THE TASK — Each entry below is to be extracted exactly.

Segment Start: DATA EXTRACTS

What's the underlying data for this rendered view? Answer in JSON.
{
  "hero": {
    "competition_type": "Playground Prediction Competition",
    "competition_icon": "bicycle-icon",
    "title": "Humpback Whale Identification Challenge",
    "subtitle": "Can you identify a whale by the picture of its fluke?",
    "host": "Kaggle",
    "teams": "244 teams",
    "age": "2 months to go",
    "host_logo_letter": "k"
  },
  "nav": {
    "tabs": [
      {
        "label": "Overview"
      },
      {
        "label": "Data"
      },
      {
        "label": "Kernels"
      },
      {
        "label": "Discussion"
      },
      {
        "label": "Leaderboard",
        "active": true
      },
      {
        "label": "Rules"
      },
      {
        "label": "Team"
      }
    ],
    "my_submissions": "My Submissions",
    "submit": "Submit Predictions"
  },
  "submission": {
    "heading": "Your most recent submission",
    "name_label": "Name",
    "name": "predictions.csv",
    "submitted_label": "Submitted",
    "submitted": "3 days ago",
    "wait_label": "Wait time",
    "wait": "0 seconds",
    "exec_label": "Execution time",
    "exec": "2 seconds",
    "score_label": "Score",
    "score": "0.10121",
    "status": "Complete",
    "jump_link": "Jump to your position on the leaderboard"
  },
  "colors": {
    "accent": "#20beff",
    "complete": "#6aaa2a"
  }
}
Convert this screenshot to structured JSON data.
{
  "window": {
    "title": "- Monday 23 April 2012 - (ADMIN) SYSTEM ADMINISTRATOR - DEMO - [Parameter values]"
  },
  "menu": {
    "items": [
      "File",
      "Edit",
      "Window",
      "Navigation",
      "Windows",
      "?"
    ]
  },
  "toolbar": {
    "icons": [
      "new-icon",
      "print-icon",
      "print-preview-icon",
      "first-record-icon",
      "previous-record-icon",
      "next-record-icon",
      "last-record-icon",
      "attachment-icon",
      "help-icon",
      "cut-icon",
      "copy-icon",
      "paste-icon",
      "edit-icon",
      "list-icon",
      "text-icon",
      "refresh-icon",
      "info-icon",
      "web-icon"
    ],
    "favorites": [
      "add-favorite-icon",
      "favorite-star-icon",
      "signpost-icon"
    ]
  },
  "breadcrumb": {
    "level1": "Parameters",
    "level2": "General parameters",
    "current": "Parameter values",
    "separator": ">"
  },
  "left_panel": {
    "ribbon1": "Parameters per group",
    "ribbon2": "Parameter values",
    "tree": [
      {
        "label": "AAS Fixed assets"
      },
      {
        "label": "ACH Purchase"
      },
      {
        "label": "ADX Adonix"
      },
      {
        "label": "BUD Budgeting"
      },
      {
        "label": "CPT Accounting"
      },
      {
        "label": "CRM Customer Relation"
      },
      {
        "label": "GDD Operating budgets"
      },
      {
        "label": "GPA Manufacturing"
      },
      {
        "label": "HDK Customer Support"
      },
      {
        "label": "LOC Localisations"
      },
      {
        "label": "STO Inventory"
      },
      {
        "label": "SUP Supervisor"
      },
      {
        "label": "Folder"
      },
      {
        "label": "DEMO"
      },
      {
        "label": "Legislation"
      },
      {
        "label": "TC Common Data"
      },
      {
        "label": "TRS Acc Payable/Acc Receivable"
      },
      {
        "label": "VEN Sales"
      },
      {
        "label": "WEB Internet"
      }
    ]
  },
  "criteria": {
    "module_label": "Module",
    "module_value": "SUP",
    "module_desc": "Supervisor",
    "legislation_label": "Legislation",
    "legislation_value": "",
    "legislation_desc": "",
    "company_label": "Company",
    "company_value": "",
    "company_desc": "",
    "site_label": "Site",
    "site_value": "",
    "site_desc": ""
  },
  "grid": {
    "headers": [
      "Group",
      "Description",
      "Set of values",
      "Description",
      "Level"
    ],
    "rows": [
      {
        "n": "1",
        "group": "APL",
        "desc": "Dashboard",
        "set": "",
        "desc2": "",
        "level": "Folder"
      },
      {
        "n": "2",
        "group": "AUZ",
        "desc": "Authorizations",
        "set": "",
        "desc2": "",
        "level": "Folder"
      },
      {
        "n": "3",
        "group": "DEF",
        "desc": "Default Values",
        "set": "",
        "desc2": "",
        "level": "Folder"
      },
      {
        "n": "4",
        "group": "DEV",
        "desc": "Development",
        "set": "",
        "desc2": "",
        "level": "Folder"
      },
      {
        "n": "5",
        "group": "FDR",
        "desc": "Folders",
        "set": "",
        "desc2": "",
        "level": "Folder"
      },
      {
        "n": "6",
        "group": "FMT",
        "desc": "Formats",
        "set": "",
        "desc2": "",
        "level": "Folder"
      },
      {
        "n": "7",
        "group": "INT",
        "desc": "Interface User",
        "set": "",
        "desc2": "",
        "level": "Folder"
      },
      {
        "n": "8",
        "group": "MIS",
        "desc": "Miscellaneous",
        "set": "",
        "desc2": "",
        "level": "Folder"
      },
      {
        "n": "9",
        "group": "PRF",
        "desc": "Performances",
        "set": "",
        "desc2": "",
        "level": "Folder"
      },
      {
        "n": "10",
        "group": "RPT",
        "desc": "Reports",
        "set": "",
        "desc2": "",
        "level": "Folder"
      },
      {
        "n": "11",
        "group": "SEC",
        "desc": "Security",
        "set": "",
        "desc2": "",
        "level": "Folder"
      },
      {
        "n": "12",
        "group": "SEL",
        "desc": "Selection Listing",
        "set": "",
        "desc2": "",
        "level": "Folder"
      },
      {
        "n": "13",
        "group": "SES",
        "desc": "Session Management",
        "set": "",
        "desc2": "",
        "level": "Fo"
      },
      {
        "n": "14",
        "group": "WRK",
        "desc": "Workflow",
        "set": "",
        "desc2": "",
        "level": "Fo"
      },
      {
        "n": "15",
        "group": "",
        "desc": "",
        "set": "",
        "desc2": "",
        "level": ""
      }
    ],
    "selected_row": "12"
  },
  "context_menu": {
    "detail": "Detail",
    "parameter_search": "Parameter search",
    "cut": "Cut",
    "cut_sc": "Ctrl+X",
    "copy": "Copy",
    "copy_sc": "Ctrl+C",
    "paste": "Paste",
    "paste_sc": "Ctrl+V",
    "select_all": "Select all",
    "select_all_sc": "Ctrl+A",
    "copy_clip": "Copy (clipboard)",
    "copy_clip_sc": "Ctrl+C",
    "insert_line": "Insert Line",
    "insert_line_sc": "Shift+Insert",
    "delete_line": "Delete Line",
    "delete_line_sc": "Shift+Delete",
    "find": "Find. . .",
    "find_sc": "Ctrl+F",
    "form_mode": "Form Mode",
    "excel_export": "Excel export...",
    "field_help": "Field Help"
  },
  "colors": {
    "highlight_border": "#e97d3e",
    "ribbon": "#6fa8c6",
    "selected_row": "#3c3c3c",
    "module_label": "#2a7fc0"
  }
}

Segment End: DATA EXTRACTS

OUTPUT OF THE EXERCISE —
What's the underlying data for this rendered view? Answer in JSON.
{
  "hero": {
    "competition_type": "Playground Prediction Competition",
    "competition_icon": "bicycle-icon",
    "title": "Humpback Whale Identification Challenge",
    "subtitle": "Can you identify a whale by the picture of its fluke?",
    "host": "Kaggle",
    "teams": "244 teams",
    "age": "2 months to go",
    "host_logo_letter": "k"
  },
  "nav": {
    "tabs": [
      {
        "label": "Overview"
      },
      {
        "label": "Data"
      },
      {
        "label": "Kernels"
      },
      {
        "label": "Discussion"
      },
      {
        "label": "Leaderboard",
        "active": true
      },
      {
        "label": "Rules"
      },
      {
        "label": "Team"
      }
    ],
    "my_submissions": "My Submissions",
    "submit": "Submit Predictions"
  },
  "submission": {
    "heading": "Your most recent submission",
    "name_label": "Name",
    "name": "predictions.csv",
    "submitted_label": "Submitted",
    "submitted": "3 days ago",
    "wait_label": "Wait time",
    "wait": "0 seconds",
    "exec_label": "Execution time",
    "exec": "2 seconds",
    "score_label": "Score",
    "score": "0.10121",
    "status": "Complete",
    "jump_link": "Jump to your position on the leaderboard"
  },
  "colors": {
    "accent": "#20beff",
    "complete": "#6aaa2a"
  }
}
Convert this screenshot to structured JSON data.
{
  "window": {
    "title": "- Monday 23 April 2012 - (ADMIN) SYSTEM ADMINISTRATOR - DEMO - [Parameter values]"
  },
  "menu": {
    "items": [
      "File",
      "Edit",
      "Window",
      "Navigation",
      "Windows",
      "?"
    ]
  },
  "toolbar": {
    "icons": [
      "new-icon",
      "print-icon",
      "print-preview-icon",
      "first-record-icon",
      "previous-record-icon",
      "next-record-icon",
      "last-record-icon",
      "attachment-icon",
      "help-icon",
      "cut-icon",
      "copy-icon",
      "paste-icon",
      "edit-icon",
      "list-icon",
      "text-icon",
      "refresh-icon",
      "info-icon",
      "web-icon"
    ],
    "favorites": [
      "add-favorite-icon",
      "favorite-star-icon",
      "signpost-icon"
    ]
  },
  "breadcrumb": {
    "level1": "Parameters",
    "level2": "General parameters",
    "current": "Parameter values",
    "separator": ">"
  },
  "left_panel": {
    "ribbon1": "Parameters per group",
    "ribbon2": "Parameter values",
    "tree": [
      {
        "label": "AAS Fixed assets"
      },
      {
        "label": "ACH Purchase"
      },
      {
        "label": "ADX Adonix"
      },
      {
        "label": "BUD Budgeting"
      },
      {
        "label": "CPT Accounting"
      },
      {
        "label": "CRM Customer Relation"
      },
      {
        "label": "GDD Operating budgets"
      },
      {
        "label": "GPA Manufacturing"
      },
      {
        "label": "HDK Customer Support"
      },
      {
        "label": "LOC Localisations"
      },
      {
        "label": "STO Inventory"
      },
      {
        "label": "SUP Supervisor"
      },
      {
        "label": "Folder"
      },
      {
        "label": "DEMO"
      },
      {
        "label": "Legislation"
      },
      {
        "label": "TC Common Data"
      },
      {
        "label": "TRS Acc Payable/Acc Receivable"
      },
      {
        "label": "VEN Sales"
      },
      {
        "label": "WEB Internet"
      }
    ]
  },
  "criteria": {
    "module_label": "Module",
    "module_value": "SUP",
    "module_desc": "Supervisor",
    "legislation_label": "Legislation",
    "legislation_value": "",
    "legislation_desc": "",
    "company_label": "Company",
    "company_value": "",
    "company_desc": "",
    "site_label": "Site",
    "site_value": "",
    "site_desc": ""
  },
  "grid": {
    "headers": [
      "Group",
      "Description",
      "Set of values",
      "Description",
      "Level"
    ],
    "rows": [
      {
        "n": "1",
        "group": "APL",
        "desc": "Dashboard",
        "set": "",
        "desc2": "",
        "level": "Folder"
      },
      {
        "n": "2",
        "group": "AUZ",
        "desc": "Authorizations",
        "set": "",
        "desc2": "",
        "level": "Folder"
      },
      {
        "n": "3",
        "group": "DEF",
        "desc": "Default Values",
        "set": "",
        "desc2": "",
        "level": "Folder"
      },
      {
        "n": "4",
        "group": "DEV",
        "desc": "Development",
        "set": "",
        "desc2": "",
        "level": "Folder"
      },
      {
        "n": "5",
        "group": "FDR",
        "desc": "Folders",
        "set": "",
        "desc2": "",
        "level": "Folder"
      },
      {
        "n": "6",
        "group": "FMT",
        "desc": "Formats",
        "set": "",
        "desc2": "",
        "level": "Folder"
      },
      {
        "n": "7",
        "group": "INT",
        "desc": "Interface User",
        "set": "",
        "desc2": "",
        "level": "Folder"
      },
      {
        "n": "8",
        "group": "MIS",
        "desc": "Miscellaneous",
        "set": "",
        "desc2": "",
        "level": "Folder"
      },
      {
        "n": "9",
        "group": "PRF",
        "desc": "Performances",
        "set": "",
        "desc2": "",
        "level": "Folder"
      },
      {
        "n": "10",
        "group": "RPT",
        "desc": "Reports",
        "set": "",
        "desc2": "",
        "level": "Folder"
      },
      {
        "n": "11",
        "group": "SEC",
        "desc": "Security",
        "set": "",
        "desc2": "",
        "level": "Folder"
      },
      {
        "n": "12",
        "group": "SEL",
        "desc": "Selection Listing",
        "set": "",
        "desc2": "",
        "level": "Folder"
      },
      {
        "n": "13",
        "group": "SES",
        "desc": "Session Management",
        "set": "",
        "desc2": "",
        "level": "Fo"
      },
      {
        "n": "14",
        "group": "WRK",
        "desc": "Workflow",
        "set": "",
        "desc2": "",
        "level": "Fo"
      },
      {
        "n": "15",
        "group": "",
        "desc": "",
        "set": "",
        "desc2": "",
        "level": ""
      }
    ],
    "selected_row": "12"
  },
  "context_menu": {
    "detail": "Detail",
    "parameter_search": "Parameter search",
    "cut": "Cut",
    "cut_sc": "Ctrl+X",
    "copy": "Copy",
    "copy_sc": "Ctrl+C",
    "paste": "Paste",
    "paste_sc": "Ctrl+V",
    "select_all": "Select all",
    "select_all_sc": "Ctrl+A",
    "copy_clip": "Copy (clipboard)",
    "copy_clip_sc": "Ctrl+C",
    "insert_line": "Insert Line",
    "insert_line_sc": "Shift+Insert",
    "delete_line": "Delete Line",
    "delete_line_sc": "Shift+Delete",
    "find": "Find. . .",
    "find_sc": "Ctrl+F",
    "form_mode": "Form Mode",
    "excel_export": "Excel export...",
    "field_help": "Field Help"
  },
  "colors": {
    "highlight_border": "#e97d3e",
    "ribbon": "#6fa8c6",
    "selected_row": "#3c3c3c",
    "module_label": "#2a7fc0"
  }
}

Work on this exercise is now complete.